Next we toured the Youtube Creator Space. It's a studio space for Youtubers with over 10, 000 subscribers, and was set up as way for Youtube to give back to creators and to improve the quality of content. Creators are invited to a short course to learn film and editing skills and how to use the space. And then they have free reign of the facilities.

YouTube_NYFacilities_BLOG.jpg

Day 2. Merkle
Our next visit was Merkle Inc. We met with George Gallatte (Executive Vice President and Chief Marketing Officer) who talked to us about how data is paving the way for consumer based Marketing. From what I understand, this means data can help us talk to people on a more personal level. He explained to us how data can allow ads to be individually targeted and customised, not to data sets or lookalikes, but real individuals. 

He talked about how data can help us understand buyer decision journeys. These are the ways people interact with brands online - where they spend their time, and at what point they make a purchase. Knowing where a consumer is at in their relationship with a brand, means messaging can be targeted and relevant. 

Fun fact: Merkle have mapped 100% of people in the US over 18. And in the United States there is zero data privacy. 

We also spoke with Colleen Kuehn (Chief Media Officer). She told us about The Upfronts which is a media event where the advertising industry is given a preview of the new season of television programs, in order to buy airtime. And a more recent development - The Newfronts - which is similar, but for creative media opportunities in the digital space.

Hawkett_PublicisNY_BLOG.jpg
Day 3. Publicis
Today's visit was with Publicis. They have 8 floors and 2000+ employees. 

We were shown some new work for L'Oreal by Stefani Cotrill (Creative Director), which was all very hush-hush, and taledk about how vertical video is trending thanks to Instagram Stories. 

Tim Rich (Head of Data Science) talked to us about his role at Publicis. In two years he has grown a Data Science team from 1 to over 20. And this team has backgrounds in all areas, including; academia, technology, and the arts. Apparently one was a flute player. He says the one thing they have in common is a restless drive to do something new. 

Tim was really excited about working with the Creative department, and the potential data has to make creative more effective and evidenced. 

Key learning: If the strategy behind a creative idea is grounded in an observation that is quantifiable by data, then the creative is something that cannot be argued with.

Day 4. Estee Lauder
In the morning we visited the Estee Lauder archive. It is a collection of all advertisements, invitations, compacts, perfume bottles, jewellery and clothing produced for the brand. 

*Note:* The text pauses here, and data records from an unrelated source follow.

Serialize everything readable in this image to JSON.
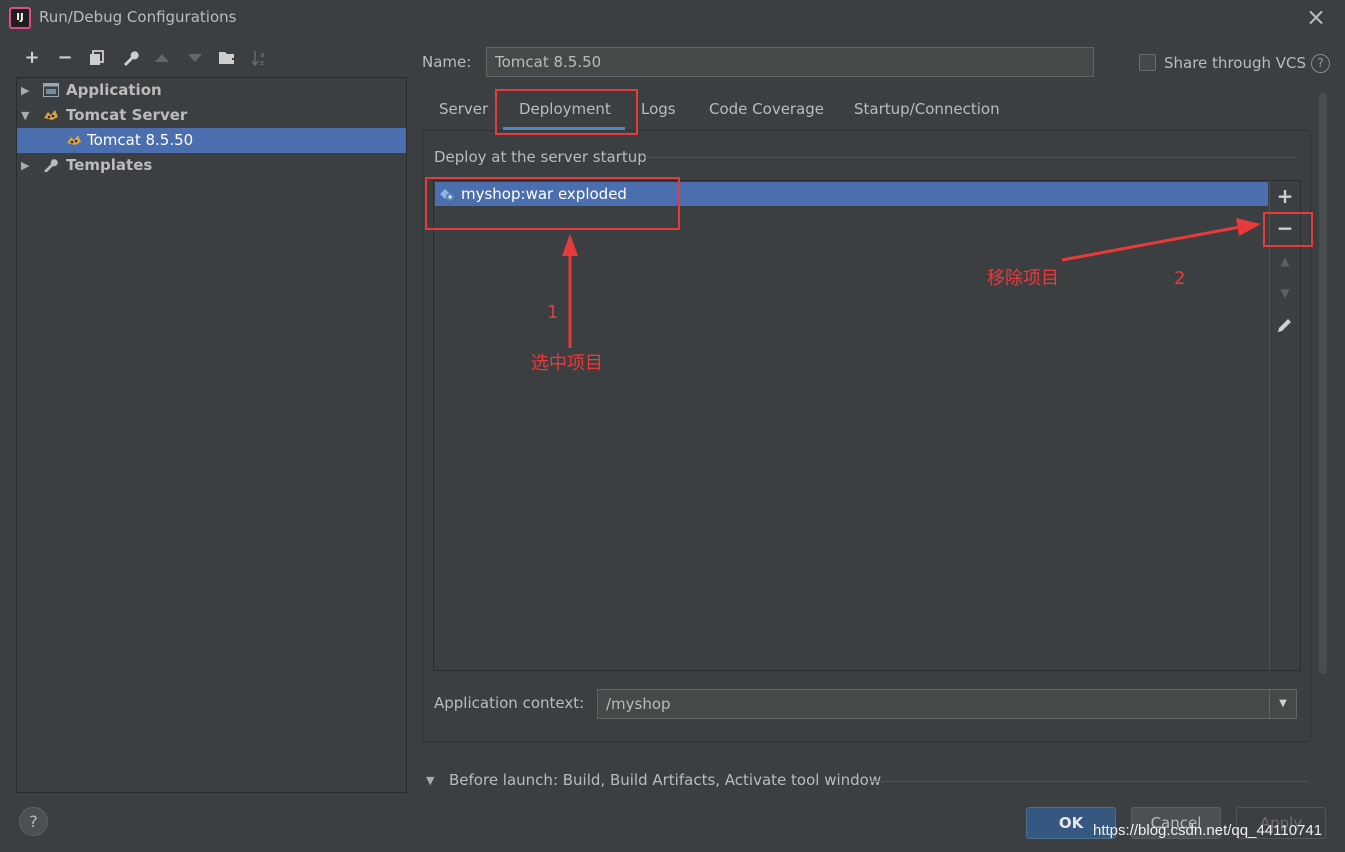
{
  "window": {
    "title": "Run/Debug Configurations",
    "app_icon": "intellij-icon"
  },
  "toolbar": {
    "icons": [
      "plus-icon",
      "minus-icon",
      "copy-icon",
      "wrench-icon",
      "arrow-up-icon",
      "arrow-down-icon",
      "folder-add-icon",
      "sort-icon"
    ]
  },
  "tree": {
    "items": [
      {
        "label": "Application",
        "icon": "application-icon"
      },
      {
        "label": "Tomcat Server",
        "icon": "tomcat-icon"
      },
      {
        "label": "Tomcat 8.5.50",
        "icon": "tomcat-icon"
      },
      {
        "label": "Templates",
        "icon": "wrench-icon"
      }
    ]
  },
  "config": {
    "name_label": "Name:",
    "name_value": "Tomcat 8.5.50",
    "share_vcs_label": "Share through VCS",
    "share_vcs_checked": false
  },
  "tabs": [
    {
      "label": "Server"
    },
    {
      "label": "Deployment",
      "active": true
    },
    {
      "label": "Logs"
    },
    {
      "label": "Code Coverage"
    },
    {
      "label": "Startup/Connection"
    }
  ],
  "deployment": {
    "group_title": "Deploy at the server startup",
    "artifacts": [
      {
        "label": "myshop:war exploded",
        "selected": true
      }
    ],
    "side_buttons": [
      "plus-icon",
      "minus-icon",
      "arrow-up-icon",
      "arrow-down-icon",
      "pencil-icon"
    ],
    "context_label": "Application context:",
    "context_value": "/myshop"
  },
  "before_launch": {
    "label": "Before launch: Build, Build Artifacts, Activate tool window"
  },
  "buttons": {
    "help": "?",
    "ok": "OK",
    "cancel": "Cancel",
    "apply": "Apply"
  },
  "annotations": {
    "num1": "1",
    "select_text": "选中项目",
    "num2": "2",
    "remove_text": "移除项目",
    "color": "#e83a3a"
  },
  "watermark": "https://blog.csdn.net/qq_44110741",
  "colors": {
    "selection": "#4b6eaf",
    "background": "#3c3f41",
    "tab_underline": "#4a88c7"
  }
}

In the early days, Estee's advertising strategy was to go into hair salons and offer to do the customer's makeup. And her motto was to always give a gift. Her approach - talking to a captive audience, and building brand loyalty through product trial - was clearly very effective. 

MediaMatch_JargonWall_BLOG.jpg
Day 4. MediaMath
Our visit to MediaMath in the afternoon involved a tour and an explanation of their services. They have developed software for clients to manage their digital campaigns and analyse their success using the data collected. They showed us this really cool data collection tool called MOAT, which archives every digital ad posted by a company. It's great for checking on brand consistency, and for competitor research. However, it is US skewed.

This trip was truly a crash course on data in creative advertising. Each day of the trip was different to the last, and it felt like for four days straight, I filled my head with an endless stream of new information. Yet, I feel like I have only begun to scratch the surface of learning all there is to learn about data. I'm very excited about the potential it has to bring insights to the creative process and to make our communications more personalised and relevant to consumers. 

Thanks to ADMA for giving me this opportunity. I loved every second of it.

1 Comments

Josh said:

Awesome write up, Mel! MOAT is an insane tool... terrifying to see nothing but banners, all the time..

Leave a comment